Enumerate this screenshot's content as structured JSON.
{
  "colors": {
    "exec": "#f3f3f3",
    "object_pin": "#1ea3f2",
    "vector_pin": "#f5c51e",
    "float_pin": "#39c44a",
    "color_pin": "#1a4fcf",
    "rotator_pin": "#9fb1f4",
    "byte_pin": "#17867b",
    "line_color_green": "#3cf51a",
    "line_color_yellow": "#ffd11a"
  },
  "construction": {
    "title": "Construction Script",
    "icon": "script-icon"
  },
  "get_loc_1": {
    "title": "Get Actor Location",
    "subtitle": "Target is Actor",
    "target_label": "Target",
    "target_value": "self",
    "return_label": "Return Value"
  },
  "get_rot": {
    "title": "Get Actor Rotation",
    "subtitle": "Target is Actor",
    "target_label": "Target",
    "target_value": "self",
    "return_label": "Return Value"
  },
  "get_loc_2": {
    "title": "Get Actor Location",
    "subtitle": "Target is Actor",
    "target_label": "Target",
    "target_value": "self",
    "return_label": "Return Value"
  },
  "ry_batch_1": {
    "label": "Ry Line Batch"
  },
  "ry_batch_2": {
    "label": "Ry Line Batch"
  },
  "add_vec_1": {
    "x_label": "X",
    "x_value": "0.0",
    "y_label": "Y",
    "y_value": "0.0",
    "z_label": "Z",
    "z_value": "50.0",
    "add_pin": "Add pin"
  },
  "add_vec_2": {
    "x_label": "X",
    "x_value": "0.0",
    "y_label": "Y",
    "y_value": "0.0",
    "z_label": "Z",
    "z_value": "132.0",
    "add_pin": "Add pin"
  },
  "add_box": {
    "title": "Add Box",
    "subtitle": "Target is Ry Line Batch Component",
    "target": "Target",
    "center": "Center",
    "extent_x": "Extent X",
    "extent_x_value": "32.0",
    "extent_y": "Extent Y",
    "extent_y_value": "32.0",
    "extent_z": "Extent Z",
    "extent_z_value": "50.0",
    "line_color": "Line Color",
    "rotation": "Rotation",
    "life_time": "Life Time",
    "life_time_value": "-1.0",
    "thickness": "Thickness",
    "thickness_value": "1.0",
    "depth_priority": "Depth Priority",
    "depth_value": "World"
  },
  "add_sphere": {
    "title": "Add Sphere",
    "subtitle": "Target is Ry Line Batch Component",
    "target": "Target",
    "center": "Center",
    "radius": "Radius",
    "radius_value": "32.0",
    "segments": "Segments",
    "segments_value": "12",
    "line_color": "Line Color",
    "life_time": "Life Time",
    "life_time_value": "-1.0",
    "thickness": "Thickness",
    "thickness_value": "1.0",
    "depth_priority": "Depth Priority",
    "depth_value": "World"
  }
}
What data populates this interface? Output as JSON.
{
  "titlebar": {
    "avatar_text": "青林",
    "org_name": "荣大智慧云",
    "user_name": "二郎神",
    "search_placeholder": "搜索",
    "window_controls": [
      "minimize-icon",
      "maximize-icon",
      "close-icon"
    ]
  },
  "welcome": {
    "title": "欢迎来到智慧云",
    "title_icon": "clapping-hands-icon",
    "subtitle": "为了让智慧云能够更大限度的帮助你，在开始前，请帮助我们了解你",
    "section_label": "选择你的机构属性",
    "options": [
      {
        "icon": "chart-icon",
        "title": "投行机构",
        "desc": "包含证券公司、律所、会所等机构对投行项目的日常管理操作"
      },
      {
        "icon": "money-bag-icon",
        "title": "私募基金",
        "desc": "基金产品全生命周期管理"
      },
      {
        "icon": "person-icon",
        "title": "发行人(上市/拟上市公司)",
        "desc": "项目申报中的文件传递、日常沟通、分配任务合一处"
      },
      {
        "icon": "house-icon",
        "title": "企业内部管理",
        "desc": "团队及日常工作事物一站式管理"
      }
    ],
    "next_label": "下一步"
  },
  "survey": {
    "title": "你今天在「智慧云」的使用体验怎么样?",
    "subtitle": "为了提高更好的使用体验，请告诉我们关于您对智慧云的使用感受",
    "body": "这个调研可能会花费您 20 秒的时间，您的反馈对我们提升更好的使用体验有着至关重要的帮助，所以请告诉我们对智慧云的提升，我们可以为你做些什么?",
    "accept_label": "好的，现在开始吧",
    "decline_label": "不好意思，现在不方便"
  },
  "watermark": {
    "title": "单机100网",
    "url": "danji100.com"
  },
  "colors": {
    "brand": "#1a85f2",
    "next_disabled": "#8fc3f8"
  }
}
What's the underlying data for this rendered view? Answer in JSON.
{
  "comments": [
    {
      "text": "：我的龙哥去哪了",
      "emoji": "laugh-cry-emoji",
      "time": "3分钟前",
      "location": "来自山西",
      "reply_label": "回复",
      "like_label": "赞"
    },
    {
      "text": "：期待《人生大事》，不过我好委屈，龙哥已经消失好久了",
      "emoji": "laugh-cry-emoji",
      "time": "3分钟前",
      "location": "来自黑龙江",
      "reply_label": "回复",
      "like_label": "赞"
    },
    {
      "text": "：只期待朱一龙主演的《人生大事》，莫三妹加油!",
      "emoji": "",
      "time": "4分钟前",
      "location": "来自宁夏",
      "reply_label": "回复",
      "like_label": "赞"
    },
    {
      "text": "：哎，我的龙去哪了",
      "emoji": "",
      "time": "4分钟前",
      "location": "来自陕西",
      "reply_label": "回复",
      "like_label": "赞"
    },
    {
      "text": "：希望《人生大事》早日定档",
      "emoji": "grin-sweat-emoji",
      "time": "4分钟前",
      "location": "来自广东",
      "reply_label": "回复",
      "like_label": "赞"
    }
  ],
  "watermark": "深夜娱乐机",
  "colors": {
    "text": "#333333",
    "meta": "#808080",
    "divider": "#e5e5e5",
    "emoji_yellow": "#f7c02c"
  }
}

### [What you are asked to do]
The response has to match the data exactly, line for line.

### [Result for this exercise]
Enumerate this screenshot's content as structured JSON.
{
  "colors": {
    "exec": "#f3f3f3",
    "object_pin": "#1ea3f2",
    "vector_pin": "#f5c51e",
    "float_pin": "#39c44a",
    "color_pin": "#1a4fcf",
    "rotator_pin": "#9fb1f4",
    "byte_pin": "#17867b",
    "line_color_green": "#3cf51a",
    "line_color_yellow": "#ffd11a"
  },
  "construction": {
    "title": "Construction Script",
    "icon": "script-icon"
  },
  "get_loc_1": {
    "title": "Get Actor Location",
    "subtitle": "Target is Actor",
    "target_label": "Target",
    "target_value": "self",
    "return_label": "Return Value"
  },
  "get_rot": {
    "title": "Get Actor Rotation",
    "subtitle": "Target is Actor",
    "target_label": "Target",
    "target_value": "self",
    "return_label": "Return Value"
  },
  "get_loc_2": {
    "title": "Get Actor Location",
    "subtitle": "Target is Actor",
    "target_label": "Target",
    "target_value": "self",
    "return_label": "Return Value"
  },
  "ry_batch_1": {
    "label": "Ry Line Batch"
  },
  "ry_batch_2": {
    "label": "Ry Line Batch"
  },
  "add_vec_1": {
    "x_label": "X",
    "x_value": "0.0",
    "y_label": "Y",
    "y_value": "0.0",
    "z_label": "Z",
    "z_value": "50.0",
    "add_pin": "Add pin"
  },
  "add_vec_2": {
    "x_label": "X",
    "x_value": "0.0",
    "y_label": "Y",
    "y_value": "0.0",
    "z_label": "Z",
    "z_value": "132.0",
    "add_pin": "Add pin"
  },
  "add_box": {
    "title": "Add Box",
    "subtitle": "Target is Ry Line Batch Component",
    "target": "Target",
    "center": "Center",
    "extent_x": "Extent X",
    "extent_x_value": "32.0",
    "extent_y": "Extent Y",
    "extent_y_value": "32.0",
    "extent_z": "Extent Z",
    "extent_z_value": "50.0",
    "line_color": "Line Color",
    "rotation": "Rotation",
    "life_time": "Life Time",
    "life_time_value": "-1.0",
    "thickness": "Thickness",
    "thickness_value": "1.0",
    "depth_priority": "Depth Priority",
    "depth_value": "World"
  },
  "add_sphere": {
    "title": "Add Sphere",
    "subtitle": "Target is Ry Line Batch Component",
    "target": "Target",
    "center": "Center",
    "radius": "Radius",
    "radius_value": "32.0",
    "segments": "Segments",
    "segments_value": "12",
    "line_color": "Line Color",
    "life_time": "Life Time",
    "life_time_value": "-1.0",
    "thickness": "Thickness",
    "thickness_value": "1.0",
    "depth_priority": "Depth Priority",
    "depth_value": "World"
  }
}
What data populates this interface? Output as JSON.
{
  "titlebar": {
    "avatar_text": "青林",
    "org_name": "荣大智慧云",
    "user_name": "二郎神",
    "search_placeholder": "搜索",
    "window_controls": [
      "minimize-icon",
      "maximize-icon",
      "close-icon"
    ]
  },
  "welcome": {
    "title": "欢迎来到智慧云",
    "title_icon": "clapping-hands-icon",
    "subtitle": "为了让智慧云能够更大限度的帮助你，在开始前，请帮助我们了解你",
    "section_label": "选择你的机构属性",
    "options": [
      {
        "icon": "chart-icon",
        "title": "投行机构",
        "desc": "包含证券公司、律所、会所等机构对投行项目的日常管理操作"
      },
      {
        "icon": "money-bag-icon",
        "title": "私募基金",
        "desc": "基金产品全生命周期管理"
      },
      {
        "icon": "person-icon",
        "title": "发行人(上市/拟上市公司)",
        "desc": "项目申报中的文件传递、日常沟通、分配任务合一处"
      },
      {
        "icon": "house-icon",
        "title": "企业内部管理",
        "desc": "团队及日常工作事物一站式管理"
      }
    ],
    "next_label": "下一步"
  },
  "survey": {
    "title": "你今天在「智慧云」的使用体验怎么样?",
    "subtitle": "为了提高更好的使用体验，请告诉我们关于您对智慧云的使用感受",
    "body": "这个调研可能会花费您 20 秒的时间，您的反馈对我们提升更好的使用体验有着至关重要的帮助，所以请告诉我们对智慧云的提升，我们可以为你做些什么?",
    "accept_label": "好的，现在开始吧",
    "decline_label": "不好意思，现在不方便"
  },
  "watermark": {
    "title": "单机100网",
    "url": "danji100.com"
  },
  "colors": {
    "brand": "#1a85f2",
    "next_disabled": "#8fc3f8"
  }
}
What's the underlying data for this rendered view? Answer in JSON.
{
  "comments": [
    {
      "text": "：我的龙哥去哪了",
      "emoji": "laugh-cry-emoji",
      "time": "3分钟前",
      "location": "来自山西",
      "reply_label": "回复",
      "like_label": "赞"
    },
    {
      "text": "：期待《人生大事》，不过我好委屈，龙哥已经消失好久了",
      "emoji": "laugh-cry-emoji",
      "time": "3分钟前",
      "location": "来自黑龙江",
      "reply_label": "回复",
      "like_label": "赞"
    },
    {
      "text": "：只期待朱一龙主演的《人生大事》，莫三妹加油!",
      "emoji": "",
      "time": "4分钟前",
      "location": "来自宁夏",
      "reply_label": "回复",
      "like_label": "赞"
    },
    {
      "text": "：哎，我的龙去哪了",
      "emoji": "",
      "time": "4分钟前",
      "location": "来自陕西",
      "reply_label": "回复",
      "like_label": "赞"
    },
    {
      "text": "：希望《人生大事》早日定档",
      "emoji": "grin-sweat-emoji",
      "time": "4分钟前",
      "location": "来自广东",
      "reply_label": "回复",
      "like_label": "赞"
    }
  ],
  "watermark": "深夜娱乐机",
  "colors": {
    "text": "#333333",
    "meta": "#808080",
    "divider": "#e5e5e5",
    "emoji_yellow": "#f7c02c"
  }
}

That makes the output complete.